Entries from a dataset of interfaces:
<<<<
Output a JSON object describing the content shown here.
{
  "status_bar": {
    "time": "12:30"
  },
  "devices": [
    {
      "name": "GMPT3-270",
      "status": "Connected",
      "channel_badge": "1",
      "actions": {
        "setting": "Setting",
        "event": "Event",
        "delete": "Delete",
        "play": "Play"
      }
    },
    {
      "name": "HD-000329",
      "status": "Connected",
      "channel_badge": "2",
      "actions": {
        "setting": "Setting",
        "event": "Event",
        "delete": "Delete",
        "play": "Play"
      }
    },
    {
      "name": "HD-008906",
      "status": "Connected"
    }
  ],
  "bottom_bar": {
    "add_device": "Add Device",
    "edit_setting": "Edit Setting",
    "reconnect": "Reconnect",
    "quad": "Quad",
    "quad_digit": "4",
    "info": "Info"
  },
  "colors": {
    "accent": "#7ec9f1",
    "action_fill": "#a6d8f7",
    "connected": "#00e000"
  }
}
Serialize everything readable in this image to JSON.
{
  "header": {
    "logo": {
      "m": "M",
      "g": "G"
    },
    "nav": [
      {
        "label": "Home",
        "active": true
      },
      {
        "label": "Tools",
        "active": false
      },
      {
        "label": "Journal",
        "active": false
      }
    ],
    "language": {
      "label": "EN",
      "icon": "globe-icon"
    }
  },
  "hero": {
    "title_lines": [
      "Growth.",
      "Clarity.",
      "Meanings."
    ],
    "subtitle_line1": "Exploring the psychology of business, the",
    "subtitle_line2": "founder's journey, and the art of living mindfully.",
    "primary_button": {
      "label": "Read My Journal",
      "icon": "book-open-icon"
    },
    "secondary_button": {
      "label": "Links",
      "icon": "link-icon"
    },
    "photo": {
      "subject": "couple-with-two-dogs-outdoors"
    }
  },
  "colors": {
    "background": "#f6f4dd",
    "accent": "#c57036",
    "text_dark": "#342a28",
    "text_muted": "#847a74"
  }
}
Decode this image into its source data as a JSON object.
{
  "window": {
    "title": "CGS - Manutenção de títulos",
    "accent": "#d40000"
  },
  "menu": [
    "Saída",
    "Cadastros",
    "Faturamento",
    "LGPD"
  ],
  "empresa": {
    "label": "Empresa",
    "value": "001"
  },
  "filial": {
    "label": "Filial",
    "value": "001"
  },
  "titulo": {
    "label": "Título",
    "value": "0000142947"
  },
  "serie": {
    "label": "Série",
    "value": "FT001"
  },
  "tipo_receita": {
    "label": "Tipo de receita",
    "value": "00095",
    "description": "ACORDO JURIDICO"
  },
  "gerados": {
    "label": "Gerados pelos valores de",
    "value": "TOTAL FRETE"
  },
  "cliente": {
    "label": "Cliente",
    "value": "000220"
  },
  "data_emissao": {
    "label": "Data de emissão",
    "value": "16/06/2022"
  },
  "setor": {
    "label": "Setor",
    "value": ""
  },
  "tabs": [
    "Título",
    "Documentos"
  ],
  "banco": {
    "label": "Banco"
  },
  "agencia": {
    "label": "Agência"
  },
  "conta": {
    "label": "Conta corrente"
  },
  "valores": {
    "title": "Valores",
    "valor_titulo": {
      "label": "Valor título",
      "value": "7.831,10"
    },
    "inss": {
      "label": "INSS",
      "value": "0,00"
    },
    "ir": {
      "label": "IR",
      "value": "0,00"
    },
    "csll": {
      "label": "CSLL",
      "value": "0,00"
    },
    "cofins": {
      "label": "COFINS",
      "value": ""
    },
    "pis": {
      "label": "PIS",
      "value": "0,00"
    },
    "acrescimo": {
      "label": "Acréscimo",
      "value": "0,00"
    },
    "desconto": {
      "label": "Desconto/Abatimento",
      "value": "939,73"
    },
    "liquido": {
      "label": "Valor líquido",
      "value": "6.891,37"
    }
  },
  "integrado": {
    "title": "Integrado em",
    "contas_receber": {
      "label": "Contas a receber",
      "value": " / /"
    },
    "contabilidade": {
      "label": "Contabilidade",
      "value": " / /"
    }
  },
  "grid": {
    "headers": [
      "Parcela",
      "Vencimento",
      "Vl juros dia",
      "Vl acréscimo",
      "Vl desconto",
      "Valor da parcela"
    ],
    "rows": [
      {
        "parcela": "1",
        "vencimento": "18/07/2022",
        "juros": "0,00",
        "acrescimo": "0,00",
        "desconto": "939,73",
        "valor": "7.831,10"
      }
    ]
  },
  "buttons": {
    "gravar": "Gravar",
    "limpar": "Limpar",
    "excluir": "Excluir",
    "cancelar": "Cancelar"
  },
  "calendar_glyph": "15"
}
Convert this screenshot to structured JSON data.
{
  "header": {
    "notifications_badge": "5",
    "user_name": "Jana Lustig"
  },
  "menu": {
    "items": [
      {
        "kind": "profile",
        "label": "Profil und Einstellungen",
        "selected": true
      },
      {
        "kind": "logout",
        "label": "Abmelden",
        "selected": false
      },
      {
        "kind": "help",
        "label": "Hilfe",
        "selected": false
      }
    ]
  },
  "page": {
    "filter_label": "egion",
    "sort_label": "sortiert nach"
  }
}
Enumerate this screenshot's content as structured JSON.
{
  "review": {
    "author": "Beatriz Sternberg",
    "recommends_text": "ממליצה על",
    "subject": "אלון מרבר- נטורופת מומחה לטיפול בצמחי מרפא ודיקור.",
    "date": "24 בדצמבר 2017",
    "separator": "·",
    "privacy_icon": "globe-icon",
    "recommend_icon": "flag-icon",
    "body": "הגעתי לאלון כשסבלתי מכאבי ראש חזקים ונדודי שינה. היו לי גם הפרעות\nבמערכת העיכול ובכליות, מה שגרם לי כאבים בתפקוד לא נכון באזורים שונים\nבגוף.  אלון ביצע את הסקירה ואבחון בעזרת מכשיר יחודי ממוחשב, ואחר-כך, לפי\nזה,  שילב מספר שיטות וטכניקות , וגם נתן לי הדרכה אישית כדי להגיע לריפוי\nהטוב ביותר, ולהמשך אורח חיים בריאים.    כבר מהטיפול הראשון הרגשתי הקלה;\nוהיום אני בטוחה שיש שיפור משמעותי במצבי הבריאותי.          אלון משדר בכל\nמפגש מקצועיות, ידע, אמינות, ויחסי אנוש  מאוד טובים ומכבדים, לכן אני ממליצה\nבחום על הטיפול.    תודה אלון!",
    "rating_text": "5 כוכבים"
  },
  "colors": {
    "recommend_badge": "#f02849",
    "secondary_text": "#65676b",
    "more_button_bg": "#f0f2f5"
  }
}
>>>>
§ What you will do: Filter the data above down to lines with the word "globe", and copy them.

§ Task output:
      "icon": "globe-icon"
    "privacy_icon": "globe-icon",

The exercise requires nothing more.